Your assignment >>
Restate all of the following data exactly, keeping any images out of the copy.

[Dataset excerpts]

※

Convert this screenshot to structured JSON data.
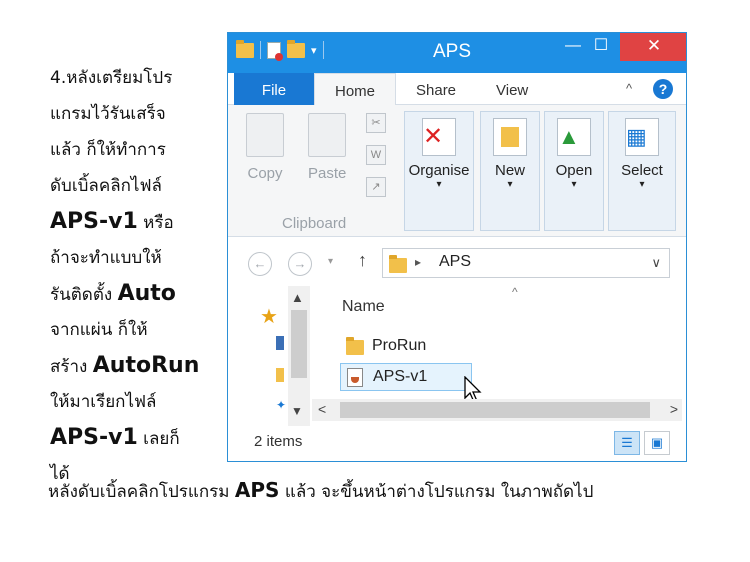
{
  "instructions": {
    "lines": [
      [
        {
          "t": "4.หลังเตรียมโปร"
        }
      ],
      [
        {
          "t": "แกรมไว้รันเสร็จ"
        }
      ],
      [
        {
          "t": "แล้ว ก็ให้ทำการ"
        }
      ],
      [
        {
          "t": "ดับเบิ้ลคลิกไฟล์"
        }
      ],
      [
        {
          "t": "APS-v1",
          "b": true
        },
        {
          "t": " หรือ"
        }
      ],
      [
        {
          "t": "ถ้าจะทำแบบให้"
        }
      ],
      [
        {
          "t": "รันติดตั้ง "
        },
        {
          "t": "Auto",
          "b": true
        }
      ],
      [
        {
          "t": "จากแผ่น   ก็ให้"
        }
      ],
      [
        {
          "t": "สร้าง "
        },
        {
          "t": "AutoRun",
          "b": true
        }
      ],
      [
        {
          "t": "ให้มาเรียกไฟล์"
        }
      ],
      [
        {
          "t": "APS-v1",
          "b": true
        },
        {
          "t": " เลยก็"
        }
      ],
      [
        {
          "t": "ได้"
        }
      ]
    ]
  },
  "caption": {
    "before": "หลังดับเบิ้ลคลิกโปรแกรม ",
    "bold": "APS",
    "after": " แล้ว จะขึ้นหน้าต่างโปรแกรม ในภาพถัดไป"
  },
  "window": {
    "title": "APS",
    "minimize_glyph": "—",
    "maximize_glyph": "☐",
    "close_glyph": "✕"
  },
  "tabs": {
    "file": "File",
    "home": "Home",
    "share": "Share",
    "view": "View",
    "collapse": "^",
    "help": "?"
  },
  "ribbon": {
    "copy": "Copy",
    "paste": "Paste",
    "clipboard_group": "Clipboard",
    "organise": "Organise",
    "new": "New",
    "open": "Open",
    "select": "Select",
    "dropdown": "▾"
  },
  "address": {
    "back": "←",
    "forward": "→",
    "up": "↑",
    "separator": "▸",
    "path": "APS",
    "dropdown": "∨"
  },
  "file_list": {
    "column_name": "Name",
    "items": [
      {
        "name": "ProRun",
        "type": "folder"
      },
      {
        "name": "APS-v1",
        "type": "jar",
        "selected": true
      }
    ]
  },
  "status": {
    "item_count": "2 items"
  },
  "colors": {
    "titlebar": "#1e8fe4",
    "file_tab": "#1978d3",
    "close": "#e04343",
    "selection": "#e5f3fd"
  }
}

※

Solution to this task >>
Convert this screenshot to structured JSON data.
{
  "instructions": {
    "lines": [
      [
        {
          "t": "4.หลังเตรียมโปร"
        }
      ],
      [
        {
          "t": "แกรมไว้รันเสร็จ"
        }
      ],
      [
        {
          "t": "แล้ว ก็ให้ทำการ"
        }
      ],
      [
        {
          "t": "ดับเบิ้ลคลิกไฟล์"
        }
      ],
      [
        {
          "t": "APS-v1",
          "b": true
        },
        {
          "t": " หรือ"
        }
      ],
      [
        {
          "t": "ถ้าจะทำแบบให้"
        }
      ],
      [
        {
          "t": "รันติดตั้ง "
        },
        {
          "t": "Auto",
          "b": true
        }
      ],
      [
        {
          "t": "จากแผ่น   ก็ให้"
        }
      ],
      [
        {
          "t": "สร้าง "
        },
        {
          "t": "AutoRun",
          "b": true
        }
      ],
      [
        {
          "t": "ให้มาเรียกไฟล์"
        }
      ],
      [
        {
          "t": "APS-v1",
          "b": true
        },
        {
          "t": " เลยก็"
        }
      ],
      [
        {
          "t": "ได้"
        }
      ]
    ]
  },
  "caption": {
    "before": "หลังดับเบิ้ลคลิกโปรแกรม ",
    "bold": "APS",
    "after": " แล้ว จะขึ้นหน้าต่างโปรแกรม ในภาพถัดไป"
  },
  "window": {
    "title": "APS",
    "minimize_glyph": "—",
    "maximize_glyph": "☐",
    "close_glyph": "✕"
  },
  "tabs": {
    "file": "File",
    "home": "Home",
    "share": "Share",
    "view": "View",
    "collapse": "^",
    "help": "?"
  },
  "ribbon": {
    "copy": "Copy",
    "paste": "Paste",
    "clipboard_group": "Clipboard",
    "organise": "Organise",
    "new": "New",
    "open": "Open",
    "select": "Select",
    "dropdown": "▾"
  },
  "address": {
    "back": "←",
    "forward": "→",
    "up": "↑",
    "separator": "▸",
    "path": "APS",
    "dropdown": "∨"
  },
  "file_list": {
    "column_name": "Name",
    "items": [
      {
        "name": "ProRun",
        "type": "folder"
      },
      {
        "name": "APS-v1",
        "type": "jar",
        "selected": true
      }
    ]
  },
  "status": {
    "item_count": "2 items"
  },
  "colors": {
    "titlebar": "#1e8fe4",
    "file_tab": "#1978d3",
    "close": "#e04343",
    "selection": "#e5f3fd"
  }
}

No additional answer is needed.